If Califone’s latest has any issues it’s how those instrumentals somewhat choppily break up the album and then the sequencing that leads to a bit of a mid-album lull, one which reaches its most plodding with the unsatisfying and even somewhat shrill progression of “Evidence”; the only revelation in the mantra of “the evidence racks the memory again” is that this shit should be playing on Cold Case. But right when I’m starting to think I’m getting bored—something that has never happened to me during any of Califone’s other records—the band delivers two of their finest songs to date. “Krill” begins understated with fairly nondescript strumming and, what the hell, pretty piano chords that then show their breadth as they thrill ever so slightly with marimba arpeggios and tremble under the slow-burn guitar line at the chorus that leaks radiation on everything. The lead vocal works a low drawl a bit different from anything I’ve heard from Califone before, providing a nice contrast when Rutili comes in at a higher register and fills in the blanks in the melody with channel-panning runs. Frankly, this is amazing stuff. And it only gets better with perhaps the best album closer Califone’s done to date; the first two-thirds of “Better Angels” could stand as one of the better (if too familiar) traditional tracks in the band’s oeuvre—bearing more than a passing resemblance to “Mean Little Seed” from the seminal Quicksand/Cradlesnakes (2003)—but there’s a hint close to the two-minute mark, a steel drum solo quickly smudged into distorted signal then cut off, that an epiphany is close at hand. The coda takes the roots progression, one that has permeated Califone’s body of work and is at the root of their art, so to speak, and right there in the song provides the transition to the transcendence that is Califone’s ware, resolving the progression into something both more emphatic and yet more zen, a thumping backbeat stuttering to life with a Rutili falsetto and layers of vibrant chiffon shifting on top. You know, if chiffon were made from bleeding star skin.
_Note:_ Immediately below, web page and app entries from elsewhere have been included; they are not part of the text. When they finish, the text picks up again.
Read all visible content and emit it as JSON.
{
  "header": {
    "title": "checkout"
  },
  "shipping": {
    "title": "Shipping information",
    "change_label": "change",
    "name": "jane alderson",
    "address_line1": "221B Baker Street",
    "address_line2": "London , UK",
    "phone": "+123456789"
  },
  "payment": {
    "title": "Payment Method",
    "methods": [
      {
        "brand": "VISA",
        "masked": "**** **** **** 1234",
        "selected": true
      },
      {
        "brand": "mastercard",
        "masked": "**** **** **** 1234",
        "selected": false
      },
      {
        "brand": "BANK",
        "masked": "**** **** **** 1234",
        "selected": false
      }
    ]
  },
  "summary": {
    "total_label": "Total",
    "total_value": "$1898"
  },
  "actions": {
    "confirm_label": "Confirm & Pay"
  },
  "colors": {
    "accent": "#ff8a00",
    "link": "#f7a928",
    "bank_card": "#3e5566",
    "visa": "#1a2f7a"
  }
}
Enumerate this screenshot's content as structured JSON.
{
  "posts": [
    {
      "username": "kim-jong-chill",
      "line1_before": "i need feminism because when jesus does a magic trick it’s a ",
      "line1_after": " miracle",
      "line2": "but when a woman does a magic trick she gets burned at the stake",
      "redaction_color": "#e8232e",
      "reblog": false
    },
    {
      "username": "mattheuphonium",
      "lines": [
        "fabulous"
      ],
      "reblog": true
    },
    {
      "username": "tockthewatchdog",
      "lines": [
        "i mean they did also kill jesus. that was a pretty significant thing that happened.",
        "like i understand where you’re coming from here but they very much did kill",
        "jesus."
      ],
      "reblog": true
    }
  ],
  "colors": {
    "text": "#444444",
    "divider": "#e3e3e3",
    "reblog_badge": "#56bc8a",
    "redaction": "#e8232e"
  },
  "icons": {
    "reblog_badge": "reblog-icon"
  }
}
It’s an idyllic last breath that re-affirms the signature importance of Califone being Califone. They are doing the same thing they always do, which entails gorgeous and gracefully surprising variations on a deeply resonant motif. That motif is Americana as experimental as pop music; they are making the old things new. And that, time and time again, makes for a brilliant experience in the hands of these master craftsmen.